-- Provided records follows --
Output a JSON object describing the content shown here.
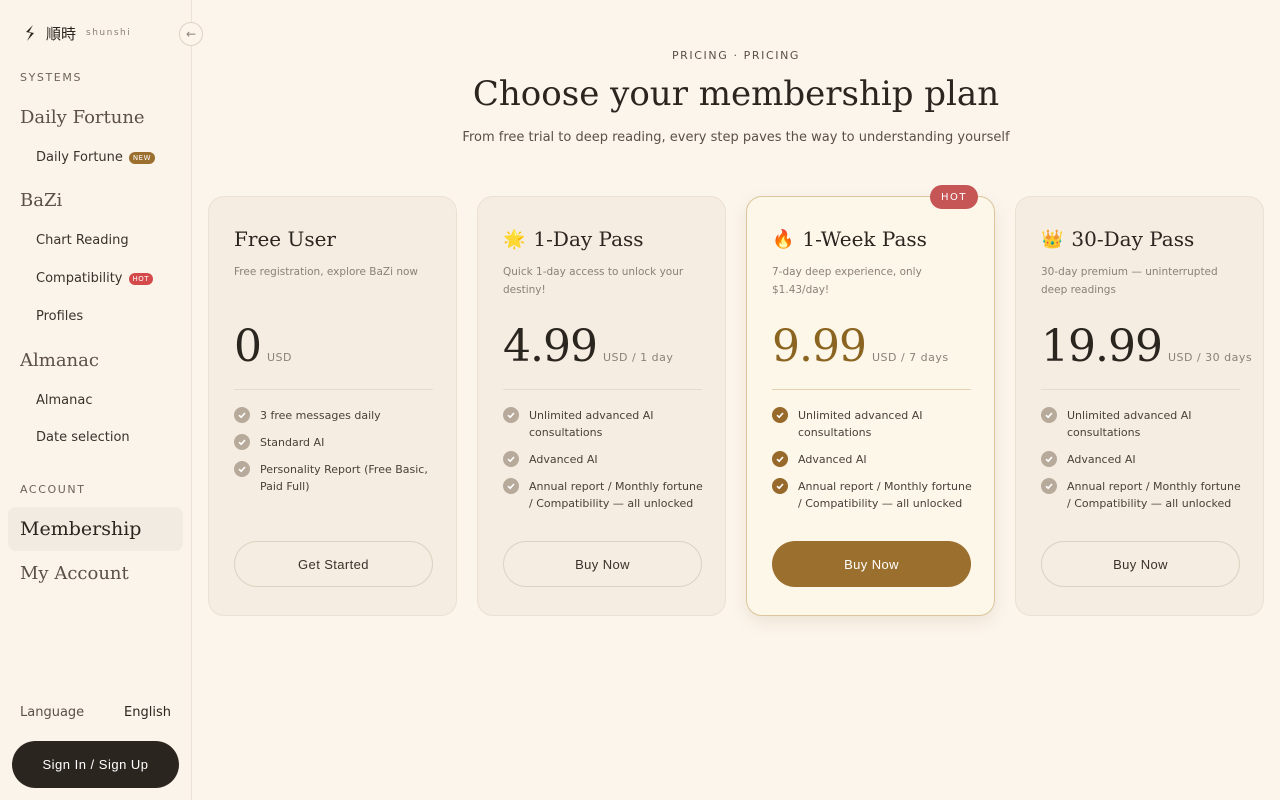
{
  "brand": {
    "name": "順時",
    "sub": "shunshi"
  },
  "sidebar": {
    "systems_label": "SYSTEMS",
    "daily_fortune_group": "Daily Fortune",
    "daily_fortune_item": "Daily Fortune",
    "daily_fortune_badge": "NEW",
    "bazi_group": "BaZi",
    "chart_reading": "Chart Reading",
    "compatibility": "Compatibility",
    "compatibility_badge": "HOT",
    "profiles": "Profiles",
    "almanac_group": "Almanac",
    "almanac_item": "Almanac",
    "date_selection": "Date selection",
    "account_label": "ACCOUNT",
    "membership": "Membership",
    "my_account": "My Account",
    "language_label": "Language",
    "language_value": "English",
    "signin": "Sign In / Sign Up"
  },
  "header": {
    "eyebrow": "PRICING · PRICING",
    "title": "Choose your membership plan",
    "subtitle": "From free trial to deep reading, every step paves the way to understanding yourself"
  },
  "plans": [
    {
      "emoji": "",
      "name": "Free User",
      "desc": "Free registration, explore BaZi now",
      "price": "0",
      "unit": "USD",
      "features": [
        "3 free messages daily",
        "Standard AI",
        "Personality Report (Free Basic, Paid Full)"
      ],
      "cta": "Get Started"
    },
    {
      "emoji": "🌟",
      "name": "1-Day Pass",
      "desc": "Quick 1-day access to unlock your destiny!",
      "price": "4.99",
      "unit": "USD / 1 day",
      "features": [
        "Unlimited advanced AI consultations",
        "Advanced AI",
        "Annual report / Monthly fortune / Compatibility — all unlocked"
      ],
      "cta": "Buy Now"
    },
    {
      "emoji": "🔥",
      "name": "1-Week Pass",
      "desc": "7-day deep experience, only $1.43/day!",
      "price": "9.99",
      "unit": "USD / 7 days",
      "badge": "HOT",
      "features": [
        "Unlimited advanced AI consultations",
        "Advanced AI",
        "Annual report / Monthly fortune / Compatibility — all unlocked"
      ],
      "cta": "Buy Now"
    },
    {
      "emoji": "👑",
      "name": "30-Day Pass",
      "desc": "30-day premium — uninterrupted deep readings",
      "price": "19.99",
      "unit": "USD / 30 days",
      "features": [
        "Unlimited advanced AI consultations",
        "Advanced AI",
        "Annual report / Monthly fortune / Compatibility — all unlocked"
      ],
      "cta": "Buy Now"
    }
  ],
  "colors": {
    "accent": "#9b6f2e",
    "hot": "#c65656",
    "background": "#fbf5ec",
    "dark": "#2b2520"
  }
}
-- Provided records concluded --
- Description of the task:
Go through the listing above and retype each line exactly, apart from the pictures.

- Exercise response:
Output a JSON object describing the content shown here.
{
  "brand": {
    "name": "順時",
    "sub": "shunshi"
  },
  "sidebar": {
    "systems_label": "SYSTEMS",
    "daily_fortune_group": "Daily Fortune",
    "daily_fortune_item": "Daily Fortune",
    "daily_fortune_badge": "NEW",
    "bazi_group": "BaZi",
    "chart_reading": "Chart Reading",
    "compatibility": "Compatibility",
    "compatibility_badge": "HOT",
    "profiles": "Profiles",
    "almanac_group": "Almanac",
    "almanac_item": "Almanac",
    "date_selection": "Date selection",
    "account_label": "ACCOUNT",
    "membership": "Membership",
    "my_account": "My Account",
    "language_label": "Language",
    "language_value": "English",
    "signin": "Sign In / Sign Up"
  },
  "header": {
    "eyebrow": "PRICING · PRICING",
    "title": "Choose your membership plan",
    "subtitle": "From free trial to deep reading, every step paves the way to understanding yourself"
  },
  "plans": [
    {
      "emoji": "",
      "name": "Free User",
      "desc": "Free registration, explore BaZi now",
      "price": "0",
      "unit": "USD",
      "features": [
        "3 free messages daily",
        "Standard AI",
        "Personality Report (Free Basic, Paid Full)"
      ],
      "cta": "Get Started"
    },
    {
      "emoji": "🌟",
      "name": "1-Day Pass",
      "desc": "Quick 1-day access to unlock your destiny!",
      "price": "4.99",
      "unit": "USD / 1 day",
      "features": [
        "Unlimited advanced AI consultations",
        "Advanced AI",
        "Annual report / Monthly fortune / Compatibility — all unlocked"
      ],
      "cta": "Buy Now"
    },
    {
      "emoji": "🔥",
      "name": "1-Week Pass",
      "desc": "7-day deep experience, only $1.43/day!",
      "price": "9.99",
      "unit": "USD / 7 days",
      "badge": "HOT",
      "features": [
        "Unlimited advanced AI consultations",
        "Advanced AI",
        "Annual report / Monthly fortune / Compatibility — all unlocked"
      ],
      "cta": "Buy Now"
    },
    {
      "emoji": "👑",
      "name": "30-Day Pass",
      "desc": "30-day premium — uninterrupted deep readings",
      "price": "19.99",
      "unit": "USD / 30 days",
      "features": [
        "Unlimited advanced AI consultations",
        "Advanced AI",
        "Annual report / Monthly fortune / Compatibility — all unlocked"
      ],
      "cta": "Buy Now"
    }
  ],
  "colors": {
    "accent": "#9b6f2e",
    "hot": "#c65656",
    "background": "#fbf5ec",
    "dark": "#2b2520"
  }
}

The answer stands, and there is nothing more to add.